Author(s): Kenneth L. Gage
Publication: Advances in Yersinia Research
Publication Date: 2012

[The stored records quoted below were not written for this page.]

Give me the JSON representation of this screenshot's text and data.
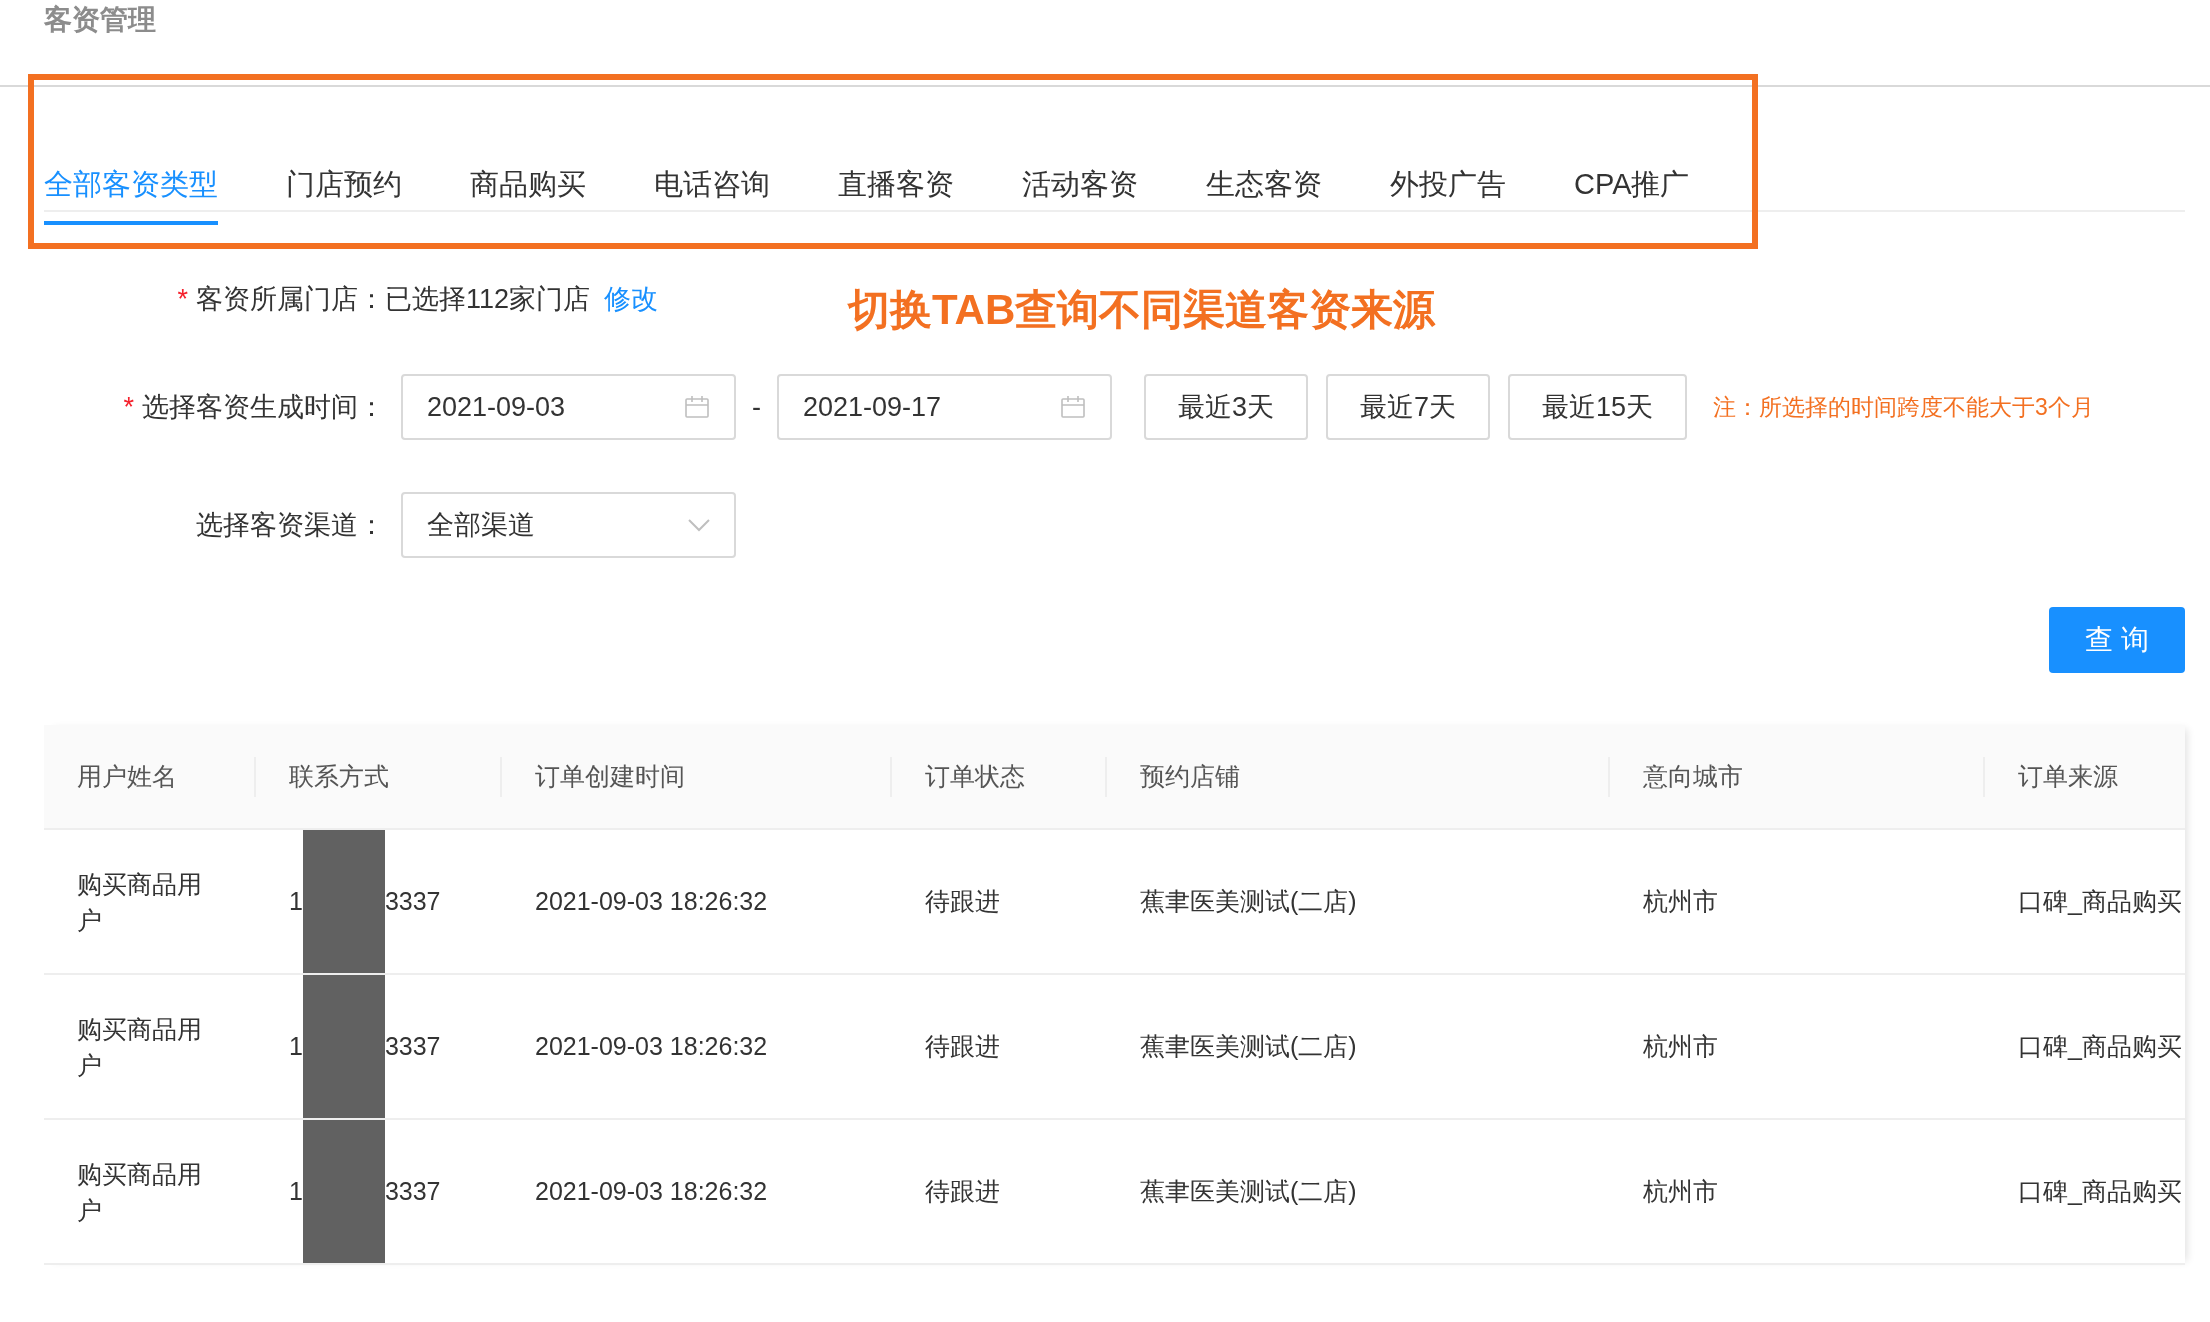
{
  "page_title": "客资管理",
  "tabs": [
    {
      "label": "全部客资类型",
      "selected": true
    },
    {
      "label": "门店预约",
      "selected": false
    },
    {
      "label": "商品购买",
      "selected": false
    },
    {
      "label": "电话咨询",
      "selected": false
    },
    {
      "label": "直播客资",
      "selected": false
    },
    {
      "label": "活动客资",
      "selected": false
    },
    {
      "label": "生态客资",
      "selected": false
    },
    {
      "label": "外投广告",
      "selected": false
    },
    {
      "label": "CPA推广",
      "selected": false
    }
  ],
  "annotation": "切换TAB查询不同渠道客资来源",
  "store_field": {
    "required_mark": "*",
    "label": "客资所属门店：",
    "value": "已选择112家门店",
    "link": "修改"
  },
  "time_field": {
    "required_mark": "*",
    "label": "选择客资生成时间：",
    "start": "2021-09-03",
    "separator": "-",
    "end": "2021-09-17",
    "quick_buttons": [
      "最近3天",
      "最近7天",
      "最近15天"
    ],
    "note": "注：所选择的时间跨度不能大于3个月"
  },
  "channel_field": {
    "label": "选择客资渠道：",
    "value": "全部渠道"
  },
  "query_button": "查 询",
  "table": {
    "columns": [
      "用户姓名",
      "联系方式",
      "订单创建时间",
      "订单状态",
      "预约店铺",
      "意向城市",
      "订单来源"
    ],
    "rows": [
      {
        "name": "购买商品用户",
        "contact_start": "1",
        "contact_end": "3337",
        "created": "2021-09-03 18:26:32",
        "status": "待跟进",
        "store": "蕉聿医美测试(二店)",
        "city": "杭州市",
        "source": "口碑_商品购买"
      },
      {
        "name": "购买商品用户",
        "contact_start": "1",
        "contact_end": "3337",
        "created": "2021-09-03 18:26:32",
        "status": "待跟进",
        "store": "蕉聿医美测试(二店)",
        "city": "杭州市",
        "source": "口碑_商品购买"
      },
      {
        "name": "购买商品用户",
        "contact_start": "1",
        "contact_end": "3337",
        "created": "2021-09-03 18:26:32",
        "status": "待跟进",
        "store": "蕉聿医美测试(二店)",
        "city": "杭州市",
        "source": "口碑_商品购买"
      }
    ]
  }
}
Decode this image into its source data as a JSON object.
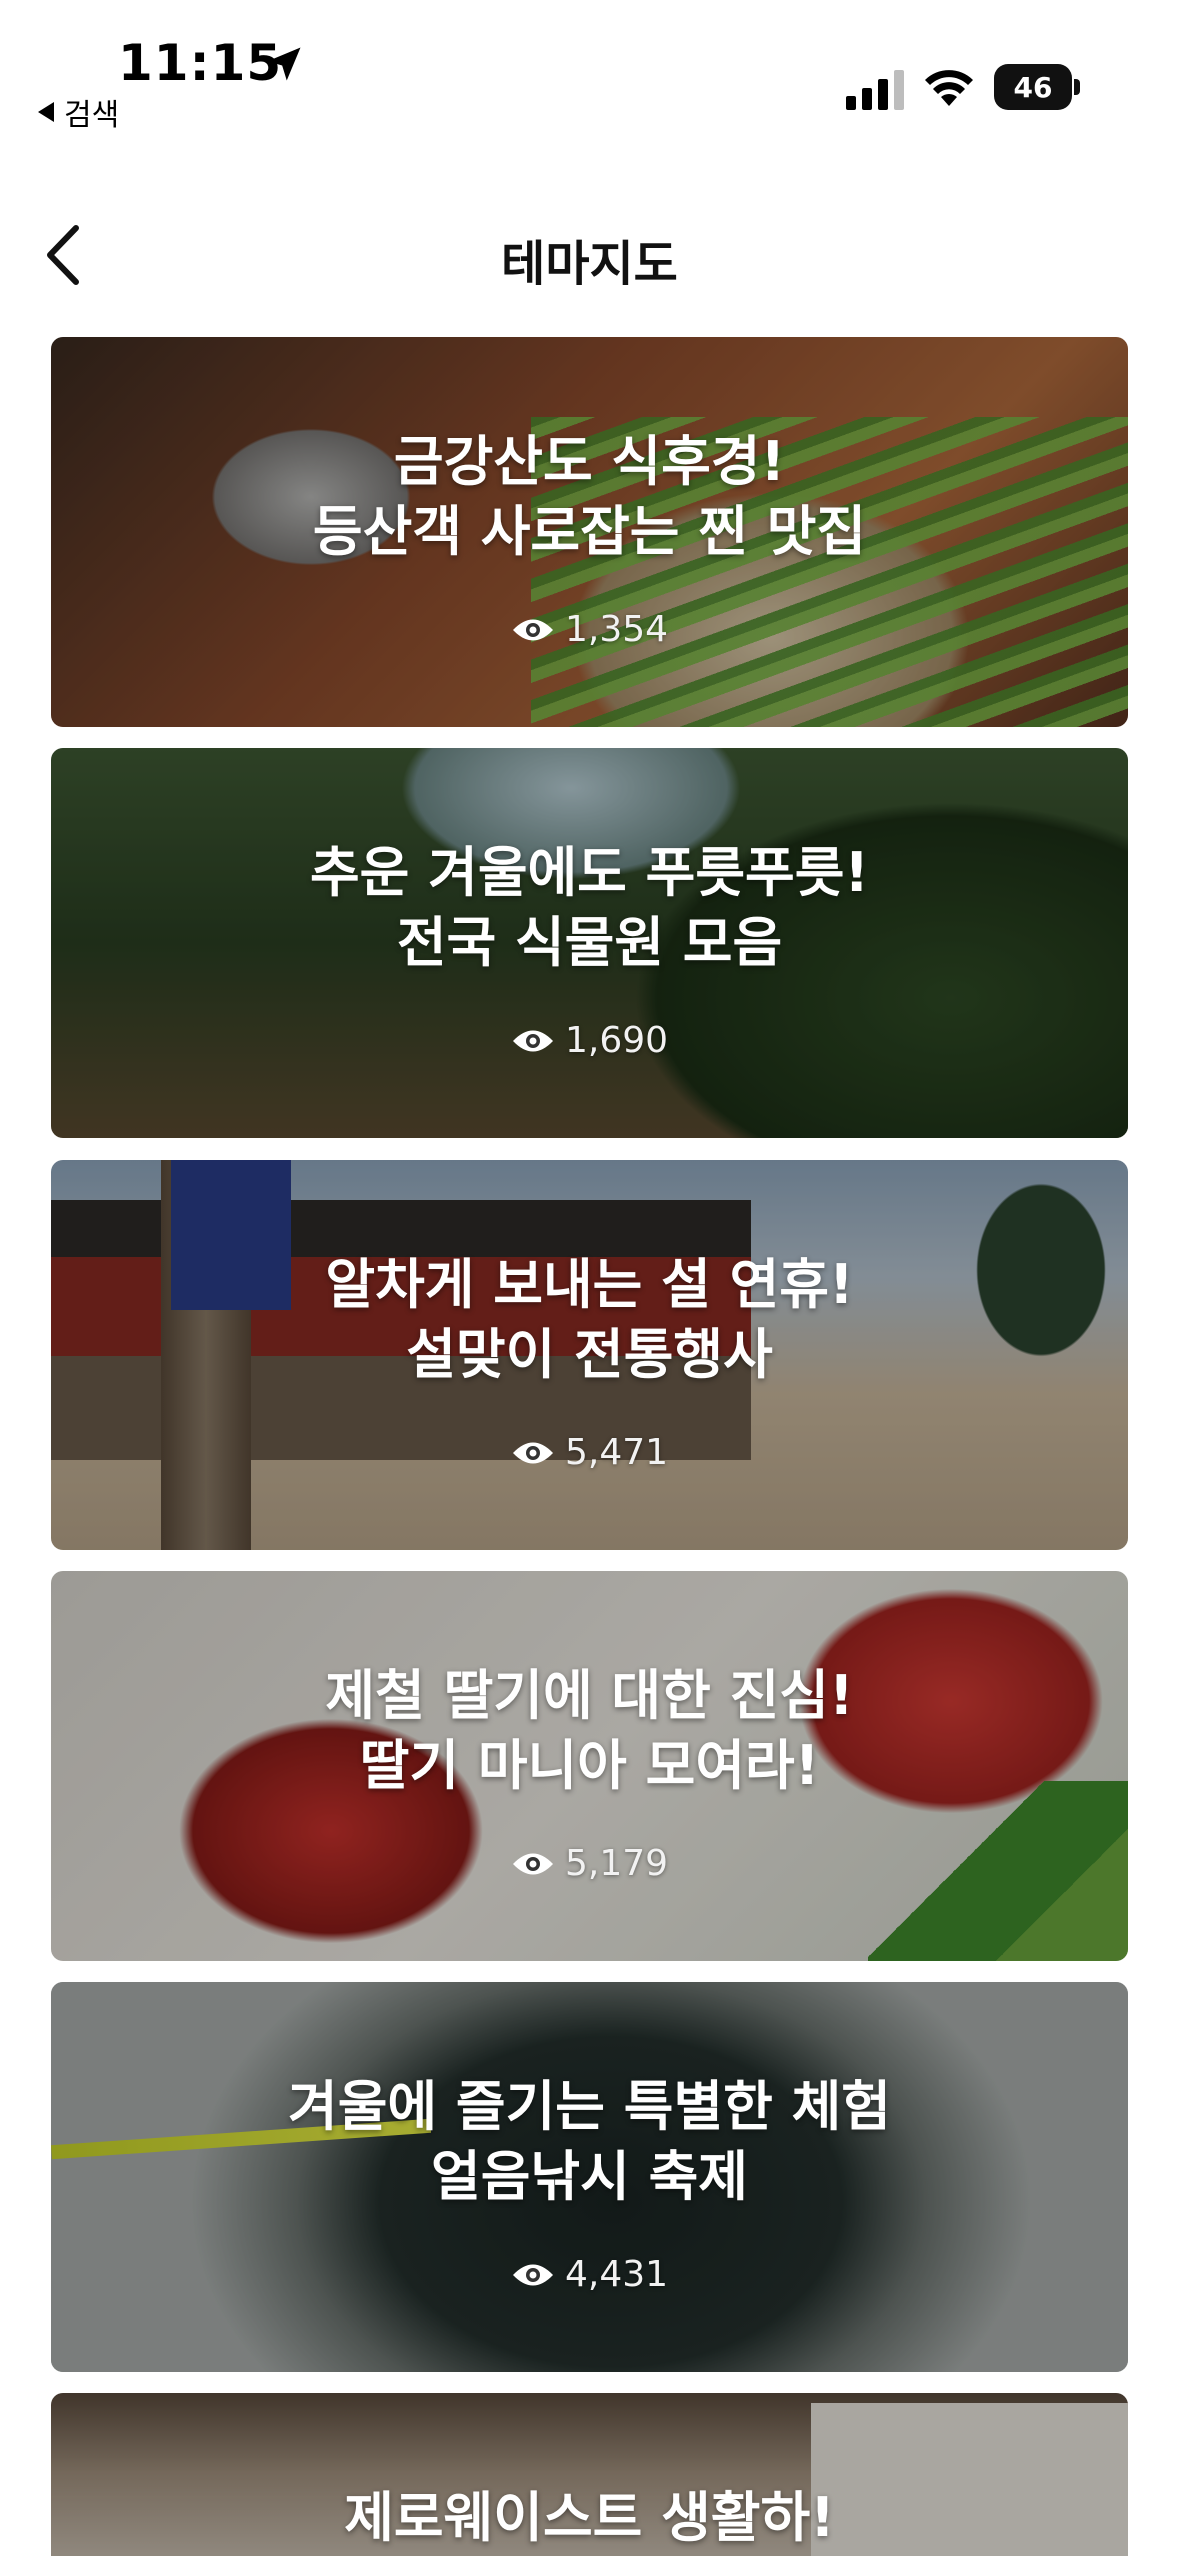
{
  "status_bar": {
    "time": "11:15",
    "back_app_label": "검색",
    "battery_level": "46"
  },
  "header": {
    "title": "테마지도"
  },
  "cards": [
    {
      "title_line1": "금강산도 식후경!",
      "title_line2": "등산객 사로잡는 찐 맛집",
      "views": "1,354"
    },
    {
      "title_line1": "추운 겨울에도 푸릇푸릇!",
      "title_line2": "전국 식물원 모음",
      "views": "1,690"
    },
    {
      "title_line1": "알차게 보내는 설 연휴!",
      "title_line2": "설맞이 전통행사",
      "views": "5,471"
    },
    {
      "title_line1": "제철 딸기에 대한 진심!",
      "title_line2": "딸기 마니아 모여라!",
      "views": "5,179"
    },
    {
      "title_line1": "겨울에 즐기는 특별한 체험",
      "title_line2": "얼음낚시 축제",
      "views": "4,431"
    },
    {
      "title_line1": "제로웨이스트 생활하!",
      "title_line2": "",
      "views": ""
    }
  ]
}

Introduction: Plague is an exceptionally virulent flea-borne illness caused by the gram-negative bacterium Yersinia pestis (Prentice and Rahalison 2007 ). Humans are accidental hosts of this bacterium, which normally circulates among certain rodent species and their fleas, occasionally causing widespread plague epizootics with high mortality among its hosts. Most people have little knowledge of plague’s status in the modern world, although many are aware that the disease causes outbreaks with high mortality and can spread very quickly within human populations. Some also remember that plague was the cause of the Black Death, an explosive epidemic that killed perhaps one-third of Europe’s population over an approximately 4 years period in the mid-fourteenth century (Carniel 2008 ) . Although the Black Death is the most widely recognized pandemic, plague also caused two other less well-known pandemics (Justinian’s Plague and the Modern Pandemic) that killed millions, as well as innumerable regional epidemics, some of which caused the deaths of tens of thousands. In addition to causing high mortality, these outbreaks were characterized by the explosive spread of plague among its victims.